- Boston Fed President Eric Rosengren said years of low interest rates that encouraged risk-taking are making the current economic downturn worse.
- He specifically cited “low rates persisting for an extended period even after the economy has made progress in the recovery” that can create problems.
Years of low interest rates led to excessive risk taking in commercial real estate and will make the current economic downturn even more severe, Boston Federal Reserve President Eric Rosengren said Thursday.
The central bank official said he expects a wave of defaults and bankruptcies to hit that will aggravate an unemployment problem that has hit lower-wage workers disproportionately.
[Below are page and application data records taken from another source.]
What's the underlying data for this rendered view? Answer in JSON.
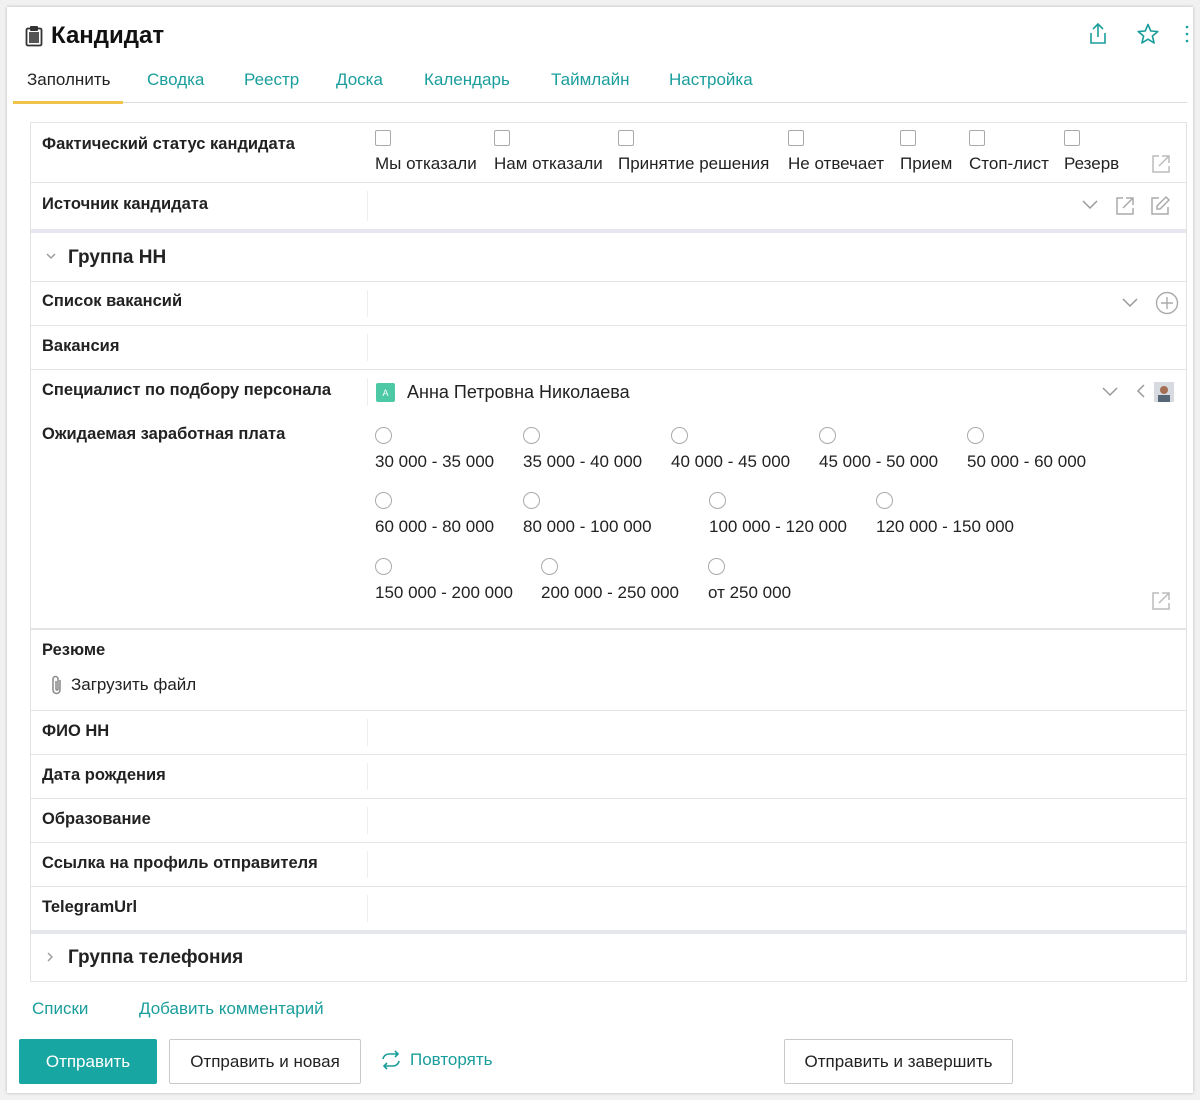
{
  "header": {
    "title": "Кандидат",
    "icons": [
      "clipboard-icon",
      "share-icon",
      "star-icon",
      "more-vertical-icon"
    ],
    "accent": "#1a9e9b"
  },
  "tabs": [
    {
      "label": "Заполнить",
      "active": true
    },
    {
      "label": "Сводка"
    },
    {
      "label": "Реестр"
    },
    {
      "label": "Доска"
    },
    {
      "label": "Календарь"
    },
    {
      "label": "Таймлайн"
    },
    {
      "label": "Настройка"
    }
  ],
  "fields": {
    "status": {
      "label": "Фактический статус кандидата",
      "options": [
        "Мы отказали",
        "Нам отказали",
        "Принятие решения",
        "Не отвечает",
        "Прием",
        "Стоп-лист",
        "Резерв"
      ]
    },
    "source": {
      "label": "Источник кандидата"
    },
    "group_hh": {
      "title": "Группа НН"
    },
    "vacancy_list": {
      "label": "Список вакансий"
    },
    "vacancy": {
      "label": "Вакансия"
    },
    "recruiter": {
      "label": "Специалист по подбору персонала",
      "value": "Анна Петровна Николаева",
      "badge": "A",
      "badge_color": "#4ec9a6"
    },
    "salary": {
      "label": "Ожидаемая заработная плата",
      "rows": [
        [
          "30 000 - 35 000",
          "35 000 - 40 000",
          "40 000 - 45 000",
          "45 000 - 50 000",
          "50 000 - 60 000"
        ],
        [
          "60 000 - 80 000",
          "80 000 - 100 000",
          "100 000 - 120 000",
          "120 000 - 150 000"
        ],
        [
          "150 000 - 200 000",
          "200 000 - 250 000",
          "от 250 000"
        ]
      ]
    },
    "resume": {
      "label": "Резюме",
      "upload": "Загрузить файл"
    },
    "fio": {
      "label": "ФИО НН"
    },
    "birth": {
      "label": "Дата рождения"
    },
    "education": {
      "label": "Образование"
    },
    "profile_link": {
      "label": "Ссылка на профиль отправителя"
    },
    "telegram": {
      "label": "TelegramUrl"
    },
    "group_phone": {
      "title": "Группа телефония"
    }
  },
  "footer": {
    "links": [
      "Списки",
      "Добавить комментарий"
    ],
    "submit": "Отправить",
    "submit_new": "Отправить и новая",
    "repeat": "Повторять",
    "submit_finish": "Отправить и завершить"
  }
}
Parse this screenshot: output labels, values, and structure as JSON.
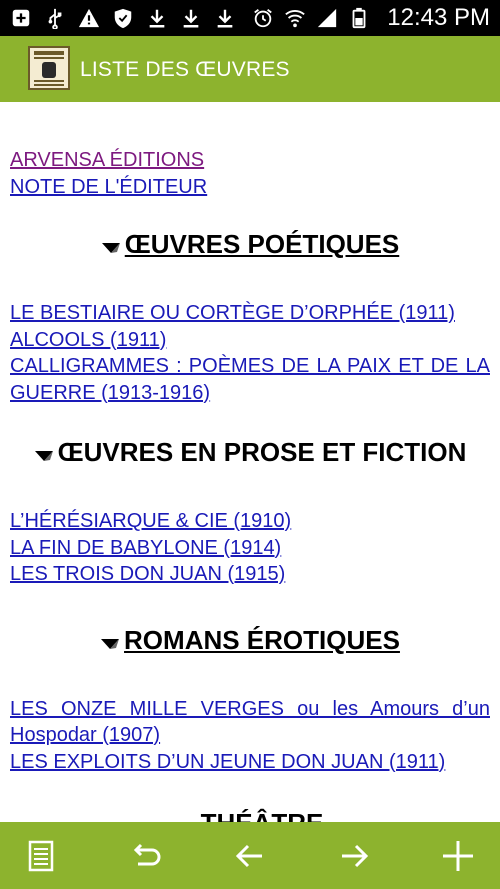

Regulatory authorities, he added, should have been able to see conditions building up that would make any unexpected crisis worse.
“Clearly a deadly pandemic was bound to badly impact the economy,” Rosengren said. “However, I am sorry to say that the slow build-up of risk in the low-interest-rate environment that preceded the current recession likely will make the economic recovery from the pandemic more difficult.”
The Fed has been at the center of the coronavirus pandemic crisis response, slashing already-low interest rates and implementing a slew of programs to ensure market functioning and lend money to areas of the economy in need.
In recent days, it has adapted an even more dovish approach to monetary policy, pledging not to raise rates even if inflation runs above the Fed’s preferred 2% target.
A loose Fed also often finds itself the target during times of excess, like the financial crisis and the dotcom bubble. Rosengren’s remarks reflected concern about the consequences of the low rates that